> EXERCISE DETAILS
Copy each line of the records that contains the word "views".

-*-*-

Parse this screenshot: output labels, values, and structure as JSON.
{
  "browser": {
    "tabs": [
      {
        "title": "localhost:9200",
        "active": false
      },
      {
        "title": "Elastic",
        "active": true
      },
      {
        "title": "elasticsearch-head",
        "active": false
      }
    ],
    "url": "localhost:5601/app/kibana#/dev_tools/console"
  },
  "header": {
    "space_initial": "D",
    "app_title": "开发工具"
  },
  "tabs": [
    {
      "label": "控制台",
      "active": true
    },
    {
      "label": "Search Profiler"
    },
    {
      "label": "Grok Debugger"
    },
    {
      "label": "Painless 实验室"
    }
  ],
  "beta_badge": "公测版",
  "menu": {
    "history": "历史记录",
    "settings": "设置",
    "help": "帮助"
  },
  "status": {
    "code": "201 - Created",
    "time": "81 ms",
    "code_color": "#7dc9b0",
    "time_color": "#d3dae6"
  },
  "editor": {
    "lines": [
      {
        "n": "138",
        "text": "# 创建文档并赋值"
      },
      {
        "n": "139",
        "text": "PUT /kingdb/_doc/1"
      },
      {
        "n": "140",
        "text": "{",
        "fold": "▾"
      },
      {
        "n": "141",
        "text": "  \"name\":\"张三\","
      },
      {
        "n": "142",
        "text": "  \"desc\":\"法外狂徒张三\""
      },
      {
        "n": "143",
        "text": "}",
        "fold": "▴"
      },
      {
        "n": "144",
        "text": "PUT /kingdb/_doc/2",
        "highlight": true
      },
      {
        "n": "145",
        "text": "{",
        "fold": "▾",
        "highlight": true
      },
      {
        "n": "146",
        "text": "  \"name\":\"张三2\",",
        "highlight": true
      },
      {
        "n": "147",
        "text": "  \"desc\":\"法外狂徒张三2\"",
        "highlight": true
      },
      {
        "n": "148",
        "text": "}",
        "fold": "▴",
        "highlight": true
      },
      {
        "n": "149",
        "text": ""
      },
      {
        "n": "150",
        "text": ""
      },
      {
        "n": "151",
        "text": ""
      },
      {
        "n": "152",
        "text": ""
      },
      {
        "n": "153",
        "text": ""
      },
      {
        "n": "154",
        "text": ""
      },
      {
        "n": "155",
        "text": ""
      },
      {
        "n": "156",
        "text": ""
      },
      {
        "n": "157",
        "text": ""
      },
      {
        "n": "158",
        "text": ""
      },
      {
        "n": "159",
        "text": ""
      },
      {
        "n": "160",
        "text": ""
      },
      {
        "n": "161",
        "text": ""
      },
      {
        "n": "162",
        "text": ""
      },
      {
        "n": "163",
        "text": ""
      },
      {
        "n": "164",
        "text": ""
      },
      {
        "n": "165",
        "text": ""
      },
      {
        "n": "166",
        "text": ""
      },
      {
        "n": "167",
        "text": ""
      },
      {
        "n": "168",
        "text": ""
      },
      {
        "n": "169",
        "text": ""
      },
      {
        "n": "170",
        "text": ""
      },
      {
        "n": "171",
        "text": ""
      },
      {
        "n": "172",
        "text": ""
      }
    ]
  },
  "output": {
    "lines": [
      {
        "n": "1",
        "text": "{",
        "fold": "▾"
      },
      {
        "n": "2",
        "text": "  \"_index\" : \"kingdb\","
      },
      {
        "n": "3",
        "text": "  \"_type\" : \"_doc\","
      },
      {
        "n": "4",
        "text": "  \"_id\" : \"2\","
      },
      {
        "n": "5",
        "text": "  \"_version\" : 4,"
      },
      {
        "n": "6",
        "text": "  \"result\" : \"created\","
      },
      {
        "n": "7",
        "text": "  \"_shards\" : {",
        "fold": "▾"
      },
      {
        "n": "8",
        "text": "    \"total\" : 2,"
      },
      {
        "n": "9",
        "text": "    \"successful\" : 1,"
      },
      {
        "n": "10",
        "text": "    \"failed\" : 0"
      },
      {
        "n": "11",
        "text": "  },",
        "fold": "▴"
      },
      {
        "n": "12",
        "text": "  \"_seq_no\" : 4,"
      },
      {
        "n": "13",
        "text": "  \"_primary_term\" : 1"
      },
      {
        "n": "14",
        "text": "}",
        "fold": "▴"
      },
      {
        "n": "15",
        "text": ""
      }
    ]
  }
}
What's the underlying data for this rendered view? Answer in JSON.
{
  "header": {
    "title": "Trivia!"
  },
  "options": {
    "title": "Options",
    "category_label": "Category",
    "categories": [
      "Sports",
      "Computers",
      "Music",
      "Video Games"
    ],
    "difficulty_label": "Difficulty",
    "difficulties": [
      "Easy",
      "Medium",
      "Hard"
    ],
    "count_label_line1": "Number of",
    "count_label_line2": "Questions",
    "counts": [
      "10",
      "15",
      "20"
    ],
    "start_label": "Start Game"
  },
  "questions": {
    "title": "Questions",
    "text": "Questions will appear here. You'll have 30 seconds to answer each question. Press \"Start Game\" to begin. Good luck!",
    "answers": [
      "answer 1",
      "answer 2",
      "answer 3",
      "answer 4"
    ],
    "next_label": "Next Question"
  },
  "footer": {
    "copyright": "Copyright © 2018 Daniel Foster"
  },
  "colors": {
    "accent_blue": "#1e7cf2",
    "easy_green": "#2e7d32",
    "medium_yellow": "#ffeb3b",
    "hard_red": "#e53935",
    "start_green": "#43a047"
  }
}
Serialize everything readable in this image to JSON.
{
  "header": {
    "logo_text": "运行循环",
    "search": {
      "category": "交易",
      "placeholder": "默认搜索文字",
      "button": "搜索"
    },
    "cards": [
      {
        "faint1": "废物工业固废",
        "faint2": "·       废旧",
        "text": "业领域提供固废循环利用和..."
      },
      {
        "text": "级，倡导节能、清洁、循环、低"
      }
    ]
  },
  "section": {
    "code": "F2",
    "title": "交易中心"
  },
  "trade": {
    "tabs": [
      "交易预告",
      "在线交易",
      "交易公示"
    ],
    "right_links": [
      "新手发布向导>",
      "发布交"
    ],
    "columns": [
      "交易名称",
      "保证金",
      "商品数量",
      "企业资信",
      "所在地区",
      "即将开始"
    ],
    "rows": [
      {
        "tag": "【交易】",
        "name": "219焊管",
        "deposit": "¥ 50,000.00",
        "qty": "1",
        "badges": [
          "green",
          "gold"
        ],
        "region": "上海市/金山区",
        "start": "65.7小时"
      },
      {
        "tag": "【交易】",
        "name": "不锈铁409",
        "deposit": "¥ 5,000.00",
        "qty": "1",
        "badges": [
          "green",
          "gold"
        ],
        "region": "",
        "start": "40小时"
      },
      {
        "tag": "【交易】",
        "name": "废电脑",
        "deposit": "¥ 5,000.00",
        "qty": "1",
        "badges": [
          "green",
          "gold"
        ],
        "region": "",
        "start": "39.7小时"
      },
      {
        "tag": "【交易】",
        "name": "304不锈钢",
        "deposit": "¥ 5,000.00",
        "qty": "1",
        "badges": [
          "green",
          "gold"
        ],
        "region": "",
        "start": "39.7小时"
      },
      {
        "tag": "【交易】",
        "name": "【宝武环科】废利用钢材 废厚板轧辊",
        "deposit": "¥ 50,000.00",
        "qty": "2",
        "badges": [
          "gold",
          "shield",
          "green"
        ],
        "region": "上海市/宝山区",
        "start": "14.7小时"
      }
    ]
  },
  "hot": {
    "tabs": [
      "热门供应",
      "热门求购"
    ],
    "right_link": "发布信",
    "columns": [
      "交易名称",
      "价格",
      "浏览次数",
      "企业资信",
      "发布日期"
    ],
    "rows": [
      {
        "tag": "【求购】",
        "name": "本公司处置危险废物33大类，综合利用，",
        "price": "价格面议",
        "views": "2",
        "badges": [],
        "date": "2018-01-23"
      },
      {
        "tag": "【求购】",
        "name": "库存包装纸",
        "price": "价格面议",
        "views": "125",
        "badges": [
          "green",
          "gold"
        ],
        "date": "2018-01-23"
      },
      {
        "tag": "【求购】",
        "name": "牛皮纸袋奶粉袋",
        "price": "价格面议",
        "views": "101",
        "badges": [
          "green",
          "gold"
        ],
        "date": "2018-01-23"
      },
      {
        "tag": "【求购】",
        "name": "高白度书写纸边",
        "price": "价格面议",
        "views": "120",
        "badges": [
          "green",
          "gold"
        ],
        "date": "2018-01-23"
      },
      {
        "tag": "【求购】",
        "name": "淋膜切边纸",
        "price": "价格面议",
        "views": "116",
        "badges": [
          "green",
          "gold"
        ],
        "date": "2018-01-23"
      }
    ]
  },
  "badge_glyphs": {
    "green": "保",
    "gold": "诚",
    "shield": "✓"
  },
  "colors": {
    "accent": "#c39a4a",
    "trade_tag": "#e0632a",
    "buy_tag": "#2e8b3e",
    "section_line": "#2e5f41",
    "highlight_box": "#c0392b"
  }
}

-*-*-

> WRITTEN REPLY
        "views": "2",
        "views": "125",
        "views": "101",
        "views": "120",
        "views": "116",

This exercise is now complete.